The Central Board of Secondary Education (CBSE) needs to thoroughly review the design and appropriateness of its Continuous and Comprehensive Evaluation (CCE) system, says a impact evaluation report that studied CCE’s effects on various government schools in Haryana. The report also urged the board to review teaching training and implementation of CCE.
CBSE introduced the CCE in 2009 under the Right to Education Act (RTE). It’s primary objective is to help students improve their performance by identifying learning difficulties at regular intervals. In addition, CCE also offers remedial measures for these difficulties.
The CCE was implemented in 500 government primary and upper primary schools across Haryana. The program aimed to quantify the overall impact of CCE and NGO Pratham’s Learning Enhancement Program (LEP) that fetched teachers with the “right tools and space” to reach out to individual students based on their competency level.

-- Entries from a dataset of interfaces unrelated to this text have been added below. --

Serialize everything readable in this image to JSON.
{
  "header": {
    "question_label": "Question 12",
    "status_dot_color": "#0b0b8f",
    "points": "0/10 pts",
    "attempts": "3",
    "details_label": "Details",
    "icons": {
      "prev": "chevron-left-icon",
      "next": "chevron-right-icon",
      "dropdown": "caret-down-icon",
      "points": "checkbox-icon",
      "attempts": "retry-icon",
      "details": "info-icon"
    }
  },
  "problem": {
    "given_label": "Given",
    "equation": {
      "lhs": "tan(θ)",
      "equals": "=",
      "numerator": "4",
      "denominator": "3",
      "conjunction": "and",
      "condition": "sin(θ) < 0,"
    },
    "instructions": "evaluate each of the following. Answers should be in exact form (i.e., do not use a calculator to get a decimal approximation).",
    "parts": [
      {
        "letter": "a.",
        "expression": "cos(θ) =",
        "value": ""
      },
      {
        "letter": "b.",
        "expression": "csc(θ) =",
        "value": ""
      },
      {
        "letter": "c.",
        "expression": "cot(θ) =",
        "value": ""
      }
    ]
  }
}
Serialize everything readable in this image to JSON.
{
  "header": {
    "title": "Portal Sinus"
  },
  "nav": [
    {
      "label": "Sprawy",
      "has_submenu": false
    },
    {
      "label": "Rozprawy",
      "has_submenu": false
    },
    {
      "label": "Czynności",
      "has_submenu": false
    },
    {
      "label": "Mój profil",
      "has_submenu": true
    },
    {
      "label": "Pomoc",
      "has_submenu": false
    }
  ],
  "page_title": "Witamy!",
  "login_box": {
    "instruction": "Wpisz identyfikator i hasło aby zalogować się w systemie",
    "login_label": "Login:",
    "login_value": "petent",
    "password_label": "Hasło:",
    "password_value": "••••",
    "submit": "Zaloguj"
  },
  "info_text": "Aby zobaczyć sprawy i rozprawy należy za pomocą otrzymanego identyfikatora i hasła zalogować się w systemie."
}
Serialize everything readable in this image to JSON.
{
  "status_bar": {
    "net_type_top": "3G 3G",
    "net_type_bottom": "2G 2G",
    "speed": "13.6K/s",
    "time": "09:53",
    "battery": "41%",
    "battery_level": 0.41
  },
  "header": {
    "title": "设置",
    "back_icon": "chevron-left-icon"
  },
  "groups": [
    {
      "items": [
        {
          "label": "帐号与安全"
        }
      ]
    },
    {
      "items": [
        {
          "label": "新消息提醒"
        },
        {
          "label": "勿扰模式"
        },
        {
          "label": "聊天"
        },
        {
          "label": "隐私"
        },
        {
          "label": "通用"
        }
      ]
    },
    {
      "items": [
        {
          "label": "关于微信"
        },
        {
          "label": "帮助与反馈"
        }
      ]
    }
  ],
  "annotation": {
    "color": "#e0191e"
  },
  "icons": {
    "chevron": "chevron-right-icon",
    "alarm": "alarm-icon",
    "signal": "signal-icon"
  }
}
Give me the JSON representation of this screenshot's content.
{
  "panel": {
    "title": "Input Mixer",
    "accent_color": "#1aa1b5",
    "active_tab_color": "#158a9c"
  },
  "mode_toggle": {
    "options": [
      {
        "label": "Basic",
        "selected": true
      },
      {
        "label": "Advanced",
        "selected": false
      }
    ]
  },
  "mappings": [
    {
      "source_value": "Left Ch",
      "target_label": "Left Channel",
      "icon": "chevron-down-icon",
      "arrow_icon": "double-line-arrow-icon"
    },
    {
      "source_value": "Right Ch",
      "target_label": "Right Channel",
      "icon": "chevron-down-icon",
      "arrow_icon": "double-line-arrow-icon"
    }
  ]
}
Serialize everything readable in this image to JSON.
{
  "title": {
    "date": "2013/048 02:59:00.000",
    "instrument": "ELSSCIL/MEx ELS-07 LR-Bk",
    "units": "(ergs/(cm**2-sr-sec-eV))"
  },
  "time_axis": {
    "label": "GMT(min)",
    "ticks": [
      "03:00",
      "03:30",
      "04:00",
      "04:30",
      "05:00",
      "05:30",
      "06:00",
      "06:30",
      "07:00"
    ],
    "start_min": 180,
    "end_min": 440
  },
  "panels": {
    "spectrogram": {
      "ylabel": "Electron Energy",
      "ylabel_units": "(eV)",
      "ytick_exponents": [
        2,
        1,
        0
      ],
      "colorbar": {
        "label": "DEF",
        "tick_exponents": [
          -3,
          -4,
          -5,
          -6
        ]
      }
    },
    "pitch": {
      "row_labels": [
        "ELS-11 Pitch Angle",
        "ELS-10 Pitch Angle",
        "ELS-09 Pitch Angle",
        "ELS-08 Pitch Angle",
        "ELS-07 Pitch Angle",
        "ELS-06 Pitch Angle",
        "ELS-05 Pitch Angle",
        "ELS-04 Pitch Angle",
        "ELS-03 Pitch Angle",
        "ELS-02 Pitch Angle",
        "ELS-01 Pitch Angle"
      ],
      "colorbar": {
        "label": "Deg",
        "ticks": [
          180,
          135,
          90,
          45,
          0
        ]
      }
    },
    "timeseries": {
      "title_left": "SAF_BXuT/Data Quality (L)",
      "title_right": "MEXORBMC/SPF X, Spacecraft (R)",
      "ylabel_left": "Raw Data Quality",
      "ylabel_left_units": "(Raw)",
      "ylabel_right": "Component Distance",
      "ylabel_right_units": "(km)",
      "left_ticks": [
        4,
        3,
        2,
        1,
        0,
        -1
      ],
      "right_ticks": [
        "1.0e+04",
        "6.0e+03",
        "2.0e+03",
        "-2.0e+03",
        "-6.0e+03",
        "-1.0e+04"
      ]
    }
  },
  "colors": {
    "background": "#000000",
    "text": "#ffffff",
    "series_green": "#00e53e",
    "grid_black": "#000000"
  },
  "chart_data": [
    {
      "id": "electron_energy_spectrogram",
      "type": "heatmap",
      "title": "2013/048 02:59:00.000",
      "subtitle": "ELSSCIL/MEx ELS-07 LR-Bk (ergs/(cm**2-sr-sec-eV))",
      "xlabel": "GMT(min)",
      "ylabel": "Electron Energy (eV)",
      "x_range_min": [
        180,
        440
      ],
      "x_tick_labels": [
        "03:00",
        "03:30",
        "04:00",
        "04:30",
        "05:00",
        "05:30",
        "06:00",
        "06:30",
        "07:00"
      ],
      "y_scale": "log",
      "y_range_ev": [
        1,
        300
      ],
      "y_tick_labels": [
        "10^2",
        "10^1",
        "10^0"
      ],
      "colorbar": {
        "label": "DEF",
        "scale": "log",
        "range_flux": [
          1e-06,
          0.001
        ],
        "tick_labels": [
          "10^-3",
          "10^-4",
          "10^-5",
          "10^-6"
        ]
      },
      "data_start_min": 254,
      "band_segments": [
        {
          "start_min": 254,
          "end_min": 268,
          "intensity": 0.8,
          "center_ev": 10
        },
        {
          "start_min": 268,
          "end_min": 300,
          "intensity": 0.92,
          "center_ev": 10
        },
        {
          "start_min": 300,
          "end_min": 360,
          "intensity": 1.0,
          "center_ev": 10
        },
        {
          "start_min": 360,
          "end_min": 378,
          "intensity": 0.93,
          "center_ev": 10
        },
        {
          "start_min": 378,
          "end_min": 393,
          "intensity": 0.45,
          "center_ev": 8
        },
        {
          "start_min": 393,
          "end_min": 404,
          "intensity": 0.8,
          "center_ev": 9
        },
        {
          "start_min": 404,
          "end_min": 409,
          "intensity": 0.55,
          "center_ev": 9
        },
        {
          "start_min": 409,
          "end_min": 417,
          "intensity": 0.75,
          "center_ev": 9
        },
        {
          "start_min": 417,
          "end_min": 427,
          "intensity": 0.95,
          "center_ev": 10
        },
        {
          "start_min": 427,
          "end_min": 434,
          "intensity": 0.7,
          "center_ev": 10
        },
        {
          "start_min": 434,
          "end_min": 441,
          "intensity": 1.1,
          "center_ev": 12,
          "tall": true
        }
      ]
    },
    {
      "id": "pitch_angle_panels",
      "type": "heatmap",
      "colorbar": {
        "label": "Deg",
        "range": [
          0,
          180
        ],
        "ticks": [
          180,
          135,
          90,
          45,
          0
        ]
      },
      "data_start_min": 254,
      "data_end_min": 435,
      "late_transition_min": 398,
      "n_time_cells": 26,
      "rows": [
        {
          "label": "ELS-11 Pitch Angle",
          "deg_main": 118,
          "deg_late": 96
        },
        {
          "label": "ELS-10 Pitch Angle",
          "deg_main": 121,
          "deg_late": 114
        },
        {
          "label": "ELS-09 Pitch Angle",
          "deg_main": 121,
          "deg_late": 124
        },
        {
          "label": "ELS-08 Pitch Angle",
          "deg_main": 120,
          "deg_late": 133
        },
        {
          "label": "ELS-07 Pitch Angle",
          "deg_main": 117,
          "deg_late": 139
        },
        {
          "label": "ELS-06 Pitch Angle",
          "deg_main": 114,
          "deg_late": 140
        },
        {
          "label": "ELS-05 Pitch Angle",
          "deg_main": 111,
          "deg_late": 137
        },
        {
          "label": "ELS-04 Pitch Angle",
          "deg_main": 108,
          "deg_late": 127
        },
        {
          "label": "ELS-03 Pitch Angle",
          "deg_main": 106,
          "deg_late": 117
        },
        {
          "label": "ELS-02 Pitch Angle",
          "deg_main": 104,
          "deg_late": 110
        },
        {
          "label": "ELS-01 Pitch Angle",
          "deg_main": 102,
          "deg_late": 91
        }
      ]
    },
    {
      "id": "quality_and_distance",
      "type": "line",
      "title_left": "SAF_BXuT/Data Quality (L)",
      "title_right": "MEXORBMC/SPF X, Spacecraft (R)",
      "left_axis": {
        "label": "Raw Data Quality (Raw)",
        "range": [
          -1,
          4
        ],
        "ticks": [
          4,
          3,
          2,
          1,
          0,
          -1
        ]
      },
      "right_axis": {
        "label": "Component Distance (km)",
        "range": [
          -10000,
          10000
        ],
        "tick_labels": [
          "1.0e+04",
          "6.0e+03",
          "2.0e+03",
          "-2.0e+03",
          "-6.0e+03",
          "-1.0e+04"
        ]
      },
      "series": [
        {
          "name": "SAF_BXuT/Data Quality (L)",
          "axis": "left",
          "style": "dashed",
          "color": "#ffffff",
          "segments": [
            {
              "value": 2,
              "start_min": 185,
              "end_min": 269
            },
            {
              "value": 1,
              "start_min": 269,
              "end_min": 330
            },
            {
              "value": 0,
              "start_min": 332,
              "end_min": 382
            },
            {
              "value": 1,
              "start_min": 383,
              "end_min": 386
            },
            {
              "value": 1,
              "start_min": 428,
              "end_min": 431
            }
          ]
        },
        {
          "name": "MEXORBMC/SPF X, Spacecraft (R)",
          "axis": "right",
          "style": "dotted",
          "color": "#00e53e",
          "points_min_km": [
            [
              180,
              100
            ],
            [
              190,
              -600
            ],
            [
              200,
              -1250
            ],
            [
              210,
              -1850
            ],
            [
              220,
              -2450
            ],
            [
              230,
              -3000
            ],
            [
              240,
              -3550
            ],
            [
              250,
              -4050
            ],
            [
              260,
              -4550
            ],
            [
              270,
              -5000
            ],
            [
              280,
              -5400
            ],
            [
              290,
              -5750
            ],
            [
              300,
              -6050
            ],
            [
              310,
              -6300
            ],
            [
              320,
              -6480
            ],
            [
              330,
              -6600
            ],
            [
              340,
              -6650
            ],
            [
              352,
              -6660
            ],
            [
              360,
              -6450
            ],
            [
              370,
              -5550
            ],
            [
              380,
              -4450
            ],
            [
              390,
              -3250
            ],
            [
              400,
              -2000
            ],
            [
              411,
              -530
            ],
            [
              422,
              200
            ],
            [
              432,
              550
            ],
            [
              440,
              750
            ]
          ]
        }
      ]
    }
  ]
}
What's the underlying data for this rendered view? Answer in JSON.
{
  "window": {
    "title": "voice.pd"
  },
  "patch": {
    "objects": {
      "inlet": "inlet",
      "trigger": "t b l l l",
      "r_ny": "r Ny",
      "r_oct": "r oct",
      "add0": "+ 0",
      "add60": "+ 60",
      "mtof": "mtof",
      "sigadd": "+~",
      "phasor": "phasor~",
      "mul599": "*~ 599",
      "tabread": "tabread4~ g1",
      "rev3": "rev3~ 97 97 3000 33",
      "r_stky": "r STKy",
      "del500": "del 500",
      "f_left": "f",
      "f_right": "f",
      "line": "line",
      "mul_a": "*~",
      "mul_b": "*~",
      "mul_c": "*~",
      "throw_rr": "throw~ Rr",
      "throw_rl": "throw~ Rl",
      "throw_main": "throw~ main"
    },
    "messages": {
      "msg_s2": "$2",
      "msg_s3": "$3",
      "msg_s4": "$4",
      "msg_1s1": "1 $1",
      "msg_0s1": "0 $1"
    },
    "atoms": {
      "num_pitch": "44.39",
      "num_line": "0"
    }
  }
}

“There are a variety of issues that affect the Indian education system – lack of physical, human resources and financial inputs, lack of teacher accountability, inappropriate pedagogy and curriculum, health, knowledge barriers of students and parents,” Shobhini Mukerji, Executive Director, Abdul Latif Jameel Poverty Action Lab (J-PAL), South Asia, told IANS, as reported byZee News.
“LEP on the other hand mitigates the issue of ‘teaching to the top of the class‘ by allowing for grouping of students by ability level and focusses its attention on first ensuring children attain some basic competencies,” Mukerji added.
Meanwhile, Harini Kannan, senior research manager, J-PAL South Asia, said: “The CCE programme had no significant effect on test scores for students in either primary or upper primary schools. The CCE scheme, in its current form, needs a thorough review in design and appropriateness, as well as in teacher training and implementation.”